MOHS MICROGRAPHIC SURGERY
New treatments for skin cancer are appearing and evolving rapidly in recent years. However one surgical technique has more than stood the test of time. Developed by Dr. Frederick Mohs in the 1930s, Mohs micrographic surgery has, with a few refinements, come to be embraced over the past decade by an increasing number of surgeons for an ever-widening variety of skin cancers.
Today, Mohs surgery has come to be accepted as the single most effective technique for removing Basal Cell Carcinoma and Squamous Cell Carinoma, the two most common skin cancers. It accomplishes the sparing of the greatest amount of healthy tissue while also most completely expunging cancer cells. Cure rates are unparalleled 98 percent or higher with Mohs, significantly better than the rates for standard excision or any other accepted method.
MOHS SURGERY PROCEDURE
Mohs Surgery is safe and effective, performed on an outpatient basis in your doctor's office. It may be performed by a team of highly trained specialists who each focus on different parts of treatment, or one experienced Mohs surgeon well-quipped to perform the entire procedure. During the Mohs Surgery procedure, the affected area is numbed with a local anesthetic. Small layers of skin are removed and the the area is closely examined to see if the cancer has been thoroughly eradicated.
RECOVERY AND RESULTS FROM MOHS SURGERY
After Mohs surgery, patients may experience mild discomfort, bruising and swelling around the treated area. Your surgeon may recommend pain relievers after the procedure to help manage any pain.
RISKS OF MOHS SURGERY
As with any surgical procedure, Mohs surgery carries risks.
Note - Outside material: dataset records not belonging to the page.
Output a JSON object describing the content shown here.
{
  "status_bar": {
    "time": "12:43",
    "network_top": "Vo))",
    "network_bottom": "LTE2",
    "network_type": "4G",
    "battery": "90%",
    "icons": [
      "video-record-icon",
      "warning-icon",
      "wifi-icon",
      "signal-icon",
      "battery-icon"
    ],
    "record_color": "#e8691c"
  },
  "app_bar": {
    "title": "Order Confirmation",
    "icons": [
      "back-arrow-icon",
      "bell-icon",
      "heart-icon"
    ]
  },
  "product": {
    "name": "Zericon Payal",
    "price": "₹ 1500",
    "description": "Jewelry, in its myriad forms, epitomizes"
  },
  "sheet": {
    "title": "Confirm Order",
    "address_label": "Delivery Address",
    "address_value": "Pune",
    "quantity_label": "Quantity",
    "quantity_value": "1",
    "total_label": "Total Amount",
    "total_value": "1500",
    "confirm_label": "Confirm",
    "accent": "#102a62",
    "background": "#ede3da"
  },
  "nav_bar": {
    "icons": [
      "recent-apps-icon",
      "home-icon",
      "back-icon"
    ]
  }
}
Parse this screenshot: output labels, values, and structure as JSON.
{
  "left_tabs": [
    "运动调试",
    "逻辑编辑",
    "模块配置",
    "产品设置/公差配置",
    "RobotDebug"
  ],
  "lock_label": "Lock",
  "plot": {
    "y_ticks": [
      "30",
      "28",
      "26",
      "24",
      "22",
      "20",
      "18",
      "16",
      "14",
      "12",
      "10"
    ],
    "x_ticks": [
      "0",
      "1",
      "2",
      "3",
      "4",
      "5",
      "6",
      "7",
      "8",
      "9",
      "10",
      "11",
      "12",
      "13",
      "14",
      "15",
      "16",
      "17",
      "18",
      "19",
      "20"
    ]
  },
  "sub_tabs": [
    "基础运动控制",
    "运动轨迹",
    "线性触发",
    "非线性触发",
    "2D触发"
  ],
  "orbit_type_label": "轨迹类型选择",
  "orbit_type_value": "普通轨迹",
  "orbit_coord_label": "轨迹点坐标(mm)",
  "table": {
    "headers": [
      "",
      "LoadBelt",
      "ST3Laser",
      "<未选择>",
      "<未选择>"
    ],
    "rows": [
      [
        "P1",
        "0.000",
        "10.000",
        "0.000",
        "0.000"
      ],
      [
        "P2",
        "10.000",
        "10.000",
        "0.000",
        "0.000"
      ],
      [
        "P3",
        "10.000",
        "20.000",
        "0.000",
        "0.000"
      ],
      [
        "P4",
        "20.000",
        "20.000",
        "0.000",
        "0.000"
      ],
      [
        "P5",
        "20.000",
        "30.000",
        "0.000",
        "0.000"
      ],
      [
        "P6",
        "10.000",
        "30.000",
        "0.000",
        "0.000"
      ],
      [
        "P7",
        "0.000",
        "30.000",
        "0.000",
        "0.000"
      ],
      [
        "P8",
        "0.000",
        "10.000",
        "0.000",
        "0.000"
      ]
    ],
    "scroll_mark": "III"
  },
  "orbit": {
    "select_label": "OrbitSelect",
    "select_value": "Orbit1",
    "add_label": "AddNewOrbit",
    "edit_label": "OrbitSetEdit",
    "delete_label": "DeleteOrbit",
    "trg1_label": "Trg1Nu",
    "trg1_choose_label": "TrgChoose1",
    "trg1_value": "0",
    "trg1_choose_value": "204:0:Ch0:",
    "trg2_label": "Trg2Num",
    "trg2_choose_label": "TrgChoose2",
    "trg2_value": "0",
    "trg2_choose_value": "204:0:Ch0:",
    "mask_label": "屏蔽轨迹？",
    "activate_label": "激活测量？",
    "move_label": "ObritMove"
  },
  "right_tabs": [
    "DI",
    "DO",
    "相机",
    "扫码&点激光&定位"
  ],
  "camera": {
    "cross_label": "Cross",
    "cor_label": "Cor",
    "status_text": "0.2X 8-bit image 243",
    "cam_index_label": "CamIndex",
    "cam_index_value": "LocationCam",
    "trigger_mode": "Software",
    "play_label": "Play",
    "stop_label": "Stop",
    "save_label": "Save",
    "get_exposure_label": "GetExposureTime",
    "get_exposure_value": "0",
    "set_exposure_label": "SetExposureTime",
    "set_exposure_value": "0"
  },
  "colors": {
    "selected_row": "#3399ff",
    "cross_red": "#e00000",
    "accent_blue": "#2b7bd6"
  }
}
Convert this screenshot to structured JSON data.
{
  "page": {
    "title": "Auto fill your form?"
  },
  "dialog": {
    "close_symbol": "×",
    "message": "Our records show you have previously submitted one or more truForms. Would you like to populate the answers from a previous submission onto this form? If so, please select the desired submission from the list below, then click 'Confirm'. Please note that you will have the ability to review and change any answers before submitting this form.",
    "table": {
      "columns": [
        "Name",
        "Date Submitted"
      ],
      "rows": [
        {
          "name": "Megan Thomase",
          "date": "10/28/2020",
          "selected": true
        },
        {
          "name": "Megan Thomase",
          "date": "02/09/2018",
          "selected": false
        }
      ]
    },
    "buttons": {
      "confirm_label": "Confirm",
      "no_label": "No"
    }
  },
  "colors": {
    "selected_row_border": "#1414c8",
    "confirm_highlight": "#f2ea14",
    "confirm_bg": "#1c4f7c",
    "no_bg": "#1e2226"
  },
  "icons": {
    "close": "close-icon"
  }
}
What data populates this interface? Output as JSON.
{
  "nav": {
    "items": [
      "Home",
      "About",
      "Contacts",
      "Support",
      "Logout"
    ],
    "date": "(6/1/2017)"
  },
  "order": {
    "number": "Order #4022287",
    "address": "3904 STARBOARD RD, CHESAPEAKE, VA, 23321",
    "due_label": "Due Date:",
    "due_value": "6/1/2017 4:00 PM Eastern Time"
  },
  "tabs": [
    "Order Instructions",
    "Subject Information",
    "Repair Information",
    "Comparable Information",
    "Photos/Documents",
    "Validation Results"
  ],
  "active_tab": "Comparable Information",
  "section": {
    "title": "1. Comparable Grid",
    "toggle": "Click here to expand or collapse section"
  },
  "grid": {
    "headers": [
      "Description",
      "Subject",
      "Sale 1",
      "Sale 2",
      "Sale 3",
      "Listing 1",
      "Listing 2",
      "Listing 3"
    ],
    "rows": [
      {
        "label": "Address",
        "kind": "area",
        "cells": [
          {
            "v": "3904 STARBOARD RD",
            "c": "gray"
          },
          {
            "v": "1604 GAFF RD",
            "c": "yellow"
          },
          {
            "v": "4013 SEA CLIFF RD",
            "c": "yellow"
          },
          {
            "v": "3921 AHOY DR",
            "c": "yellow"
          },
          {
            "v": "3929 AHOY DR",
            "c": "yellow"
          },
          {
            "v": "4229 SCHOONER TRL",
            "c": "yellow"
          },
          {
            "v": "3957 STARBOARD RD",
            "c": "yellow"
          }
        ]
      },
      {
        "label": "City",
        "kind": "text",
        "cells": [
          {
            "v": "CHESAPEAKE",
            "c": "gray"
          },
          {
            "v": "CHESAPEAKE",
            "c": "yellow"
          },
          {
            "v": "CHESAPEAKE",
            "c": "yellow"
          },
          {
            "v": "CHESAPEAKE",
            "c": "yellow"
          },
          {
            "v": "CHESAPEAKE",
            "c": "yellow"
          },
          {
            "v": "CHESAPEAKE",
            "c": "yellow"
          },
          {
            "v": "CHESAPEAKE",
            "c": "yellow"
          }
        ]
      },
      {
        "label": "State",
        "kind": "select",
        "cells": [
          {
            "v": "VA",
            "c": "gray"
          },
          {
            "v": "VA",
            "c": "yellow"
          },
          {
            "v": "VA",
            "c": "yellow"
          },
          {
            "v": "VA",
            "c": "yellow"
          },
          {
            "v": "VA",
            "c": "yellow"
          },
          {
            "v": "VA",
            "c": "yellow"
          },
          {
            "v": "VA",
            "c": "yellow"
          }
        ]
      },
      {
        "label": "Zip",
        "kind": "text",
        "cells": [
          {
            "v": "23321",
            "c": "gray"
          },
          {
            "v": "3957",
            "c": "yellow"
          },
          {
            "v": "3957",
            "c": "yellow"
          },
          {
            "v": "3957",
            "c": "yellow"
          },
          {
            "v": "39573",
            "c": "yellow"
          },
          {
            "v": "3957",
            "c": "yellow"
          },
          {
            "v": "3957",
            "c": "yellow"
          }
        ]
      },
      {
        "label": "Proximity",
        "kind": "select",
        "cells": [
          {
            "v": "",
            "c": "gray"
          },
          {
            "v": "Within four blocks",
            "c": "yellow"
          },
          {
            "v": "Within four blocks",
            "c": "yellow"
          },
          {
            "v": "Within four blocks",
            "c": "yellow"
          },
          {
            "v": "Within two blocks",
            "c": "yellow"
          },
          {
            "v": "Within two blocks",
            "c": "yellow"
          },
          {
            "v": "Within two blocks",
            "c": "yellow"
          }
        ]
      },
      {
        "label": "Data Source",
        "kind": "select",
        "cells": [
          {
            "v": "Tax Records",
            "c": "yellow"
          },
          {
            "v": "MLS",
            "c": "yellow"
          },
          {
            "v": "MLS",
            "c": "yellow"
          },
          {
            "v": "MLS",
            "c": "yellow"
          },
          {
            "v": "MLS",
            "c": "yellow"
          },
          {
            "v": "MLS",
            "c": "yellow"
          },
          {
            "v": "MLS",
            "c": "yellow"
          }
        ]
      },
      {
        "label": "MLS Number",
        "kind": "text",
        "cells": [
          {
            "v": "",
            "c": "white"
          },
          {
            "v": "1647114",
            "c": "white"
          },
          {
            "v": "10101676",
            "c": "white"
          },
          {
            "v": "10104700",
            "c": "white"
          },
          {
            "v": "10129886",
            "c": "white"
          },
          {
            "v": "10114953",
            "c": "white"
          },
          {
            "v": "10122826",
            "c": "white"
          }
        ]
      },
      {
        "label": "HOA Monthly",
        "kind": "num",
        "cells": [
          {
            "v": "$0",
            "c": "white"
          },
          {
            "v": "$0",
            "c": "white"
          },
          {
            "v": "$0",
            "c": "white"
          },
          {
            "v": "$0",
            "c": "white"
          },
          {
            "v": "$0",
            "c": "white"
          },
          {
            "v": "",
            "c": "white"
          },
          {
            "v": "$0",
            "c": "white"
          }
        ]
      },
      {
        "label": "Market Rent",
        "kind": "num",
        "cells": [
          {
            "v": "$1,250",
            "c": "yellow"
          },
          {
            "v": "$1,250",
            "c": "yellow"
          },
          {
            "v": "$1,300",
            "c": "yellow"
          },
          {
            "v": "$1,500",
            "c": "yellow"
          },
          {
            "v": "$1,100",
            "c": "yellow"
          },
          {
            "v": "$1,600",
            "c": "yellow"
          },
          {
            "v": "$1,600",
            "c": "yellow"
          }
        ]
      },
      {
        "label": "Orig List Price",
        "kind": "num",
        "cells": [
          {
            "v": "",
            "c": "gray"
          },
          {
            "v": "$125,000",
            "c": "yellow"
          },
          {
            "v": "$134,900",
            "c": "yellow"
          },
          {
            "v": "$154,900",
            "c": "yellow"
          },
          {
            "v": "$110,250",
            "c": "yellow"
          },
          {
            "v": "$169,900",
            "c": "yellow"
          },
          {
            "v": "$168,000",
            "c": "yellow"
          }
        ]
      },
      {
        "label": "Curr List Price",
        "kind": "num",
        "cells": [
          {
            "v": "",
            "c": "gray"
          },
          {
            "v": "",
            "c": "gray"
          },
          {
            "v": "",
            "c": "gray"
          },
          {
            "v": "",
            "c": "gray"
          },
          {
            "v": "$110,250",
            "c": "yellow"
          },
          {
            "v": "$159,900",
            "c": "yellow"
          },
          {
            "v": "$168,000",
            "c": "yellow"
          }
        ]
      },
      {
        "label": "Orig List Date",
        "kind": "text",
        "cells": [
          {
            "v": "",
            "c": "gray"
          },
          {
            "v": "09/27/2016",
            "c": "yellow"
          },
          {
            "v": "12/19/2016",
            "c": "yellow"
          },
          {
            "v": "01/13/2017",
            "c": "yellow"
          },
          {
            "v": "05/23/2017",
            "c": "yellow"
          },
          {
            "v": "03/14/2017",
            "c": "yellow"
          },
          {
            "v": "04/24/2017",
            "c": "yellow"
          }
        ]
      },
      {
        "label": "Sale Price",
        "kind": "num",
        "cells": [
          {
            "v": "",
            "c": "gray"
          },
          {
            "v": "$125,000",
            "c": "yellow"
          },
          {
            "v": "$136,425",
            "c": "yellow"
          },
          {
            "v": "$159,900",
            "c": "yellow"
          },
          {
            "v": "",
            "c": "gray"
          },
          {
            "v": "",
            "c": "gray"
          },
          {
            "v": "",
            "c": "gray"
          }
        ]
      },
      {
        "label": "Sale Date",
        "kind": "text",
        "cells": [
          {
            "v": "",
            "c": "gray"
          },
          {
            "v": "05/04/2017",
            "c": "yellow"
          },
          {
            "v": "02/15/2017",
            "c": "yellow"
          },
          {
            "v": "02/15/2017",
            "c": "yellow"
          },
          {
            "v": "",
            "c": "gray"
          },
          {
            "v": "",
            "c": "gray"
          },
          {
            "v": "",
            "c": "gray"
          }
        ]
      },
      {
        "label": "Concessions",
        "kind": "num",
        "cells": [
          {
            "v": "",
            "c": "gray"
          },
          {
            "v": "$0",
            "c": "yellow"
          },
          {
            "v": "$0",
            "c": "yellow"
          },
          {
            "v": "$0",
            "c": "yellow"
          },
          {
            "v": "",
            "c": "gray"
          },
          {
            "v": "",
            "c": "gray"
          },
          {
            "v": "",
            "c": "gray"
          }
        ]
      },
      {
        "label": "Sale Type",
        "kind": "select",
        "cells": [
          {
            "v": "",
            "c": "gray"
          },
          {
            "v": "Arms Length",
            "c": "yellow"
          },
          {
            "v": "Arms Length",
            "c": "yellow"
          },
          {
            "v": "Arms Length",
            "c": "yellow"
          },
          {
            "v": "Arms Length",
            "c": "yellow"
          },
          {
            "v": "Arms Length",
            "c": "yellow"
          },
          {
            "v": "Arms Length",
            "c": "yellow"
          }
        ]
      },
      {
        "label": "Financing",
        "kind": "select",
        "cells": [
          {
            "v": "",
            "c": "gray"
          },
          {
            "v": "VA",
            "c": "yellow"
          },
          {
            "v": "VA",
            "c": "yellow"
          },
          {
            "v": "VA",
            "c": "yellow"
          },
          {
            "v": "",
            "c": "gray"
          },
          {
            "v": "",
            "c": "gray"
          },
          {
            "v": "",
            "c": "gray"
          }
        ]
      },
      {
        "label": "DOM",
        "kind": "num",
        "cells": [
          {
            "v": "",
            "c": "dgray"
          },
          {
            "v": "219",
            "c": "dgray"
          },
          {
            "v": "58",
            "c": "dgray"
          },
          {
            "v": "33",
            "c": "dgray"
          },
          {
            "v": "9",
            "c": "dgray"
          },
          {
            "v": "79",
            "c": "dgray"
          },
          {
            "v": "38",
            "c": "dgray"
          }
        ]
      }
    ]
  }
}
Some of these risks include bleeding from the wound, bleeding into the wound, pain or tenderness around the surgical site, and infection. Infection is uncommon, but can usually be treated with oral antibiotics.